The previous post looked at flax cultivation and the preparation of the harvested flax for spinning within the mill that once operated in Lower Largo (shown in the photograph above in a later guise as an oil and cake mill). Following on from 'part 1', the drawing below shows the mill first floor plan and describes the "wet" spinning process, as well as providing other contextual information. To view this in a new window as a zoom-able PDF, please click here.
Once the flax was spun, 'reeling' or 'winding' took place. This was a labour-intensive process and described below. In the census of 1851 there were several folks described as 'yarn winders' in Largo, including 81-year-old George Kidd Senior and 13-year-old Isabel Bell. There were also a few recorded as 'pirn winders', which included 10-year-old George White and 12-year-old Caroline Lindsay. After winding, the spun yarn was dried. Full details of this and more are given in the drawing below - click here for a PDF version.
Finally, to round off this two-parter, the drawing below shows the three levels of the main mill building in relation to the water wheel and the boiler and engine. The annotations indicate that the preparation of the flax took place on the ground floor, the spinning on the first floor and the reeling in the level above that. To view this as a PDF - click here. It was quite an operation and one that brought significant employment to the villages. In a future post it might be interesting to look more closely at some of the people that worked in the mill and what happened to them when it closed.

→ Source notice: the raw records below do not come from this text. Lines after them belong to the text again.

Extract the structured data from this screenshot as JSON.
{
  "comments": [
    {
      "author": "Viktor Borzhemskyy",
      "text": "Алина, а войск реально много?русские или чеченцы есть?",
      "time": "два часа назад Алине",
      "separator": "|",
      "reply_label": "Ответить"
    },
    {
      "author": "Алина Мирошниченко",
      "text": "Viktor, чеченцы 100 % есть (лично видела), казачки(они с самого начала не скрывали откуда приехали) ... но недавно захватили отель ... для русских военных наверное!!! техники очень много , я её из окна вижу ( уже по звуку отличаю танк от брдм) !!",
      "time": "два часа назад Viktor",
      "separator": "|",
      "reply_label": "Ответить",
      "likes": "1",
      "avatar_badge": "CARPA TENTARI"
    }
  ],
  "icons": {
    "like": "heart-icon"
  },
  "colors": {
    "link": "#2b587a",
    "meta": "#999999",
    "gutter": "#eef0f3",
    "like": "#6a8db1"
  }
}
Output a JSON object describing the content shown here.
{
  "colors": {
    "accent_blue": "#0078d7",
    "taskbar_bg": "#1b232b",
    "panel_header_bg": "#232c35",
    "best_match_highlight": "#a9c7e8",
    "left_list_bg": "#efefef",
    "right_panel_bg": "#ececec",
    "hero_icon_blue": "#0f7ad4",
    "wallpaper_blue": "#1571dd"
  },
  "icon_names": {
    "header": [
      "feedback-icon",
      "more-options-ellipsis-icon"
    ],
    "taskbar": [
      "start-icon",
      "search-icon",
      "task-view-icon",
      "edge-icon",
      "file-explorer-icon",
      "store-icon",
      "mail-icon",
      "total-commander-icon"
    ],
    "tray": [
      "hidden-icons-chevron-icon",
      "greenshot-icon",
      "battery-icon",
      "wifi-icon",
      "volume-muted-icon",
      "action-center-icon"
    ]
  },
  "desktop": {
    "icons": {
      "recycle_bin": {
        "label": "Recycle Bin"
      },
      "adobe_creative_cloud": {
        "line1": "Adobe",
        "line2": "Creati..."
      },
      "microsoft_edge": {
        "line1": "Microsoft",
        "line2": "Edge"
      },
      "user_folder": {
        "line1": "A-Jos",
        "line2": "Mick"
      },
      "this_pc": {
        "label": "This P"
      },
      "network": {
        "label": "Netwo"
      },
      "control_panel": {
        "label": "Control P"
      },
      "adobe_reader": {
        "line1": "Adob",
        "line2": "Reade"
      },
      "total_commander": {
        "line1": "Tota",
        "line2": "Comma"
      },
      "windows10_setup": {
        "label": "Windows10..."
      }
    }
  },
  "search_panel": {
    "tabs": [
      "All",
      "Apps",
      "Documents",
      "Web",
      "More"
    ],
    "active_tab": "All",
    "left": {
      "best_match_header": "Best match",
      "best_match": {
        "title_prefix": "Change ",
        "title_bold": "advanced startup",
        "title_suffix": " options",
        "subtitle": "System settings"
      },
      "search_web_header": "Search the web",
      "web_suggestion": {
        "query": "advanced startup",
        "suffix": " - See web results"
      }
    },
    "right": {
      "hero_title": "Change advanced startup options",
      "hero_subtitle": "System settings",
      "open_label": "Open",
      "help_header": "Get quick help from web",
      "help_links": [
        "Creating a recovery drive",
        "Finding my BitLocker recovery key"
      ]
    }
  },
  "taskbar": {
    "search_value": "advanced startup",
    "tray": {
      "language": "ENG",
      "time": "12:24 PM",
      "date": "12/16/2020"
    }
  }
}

Below are a couple of photographs taken inside a flax spinning mill in Arbroath. To see a film of a more modern (1940s) version of the flax spinning process, click the link below....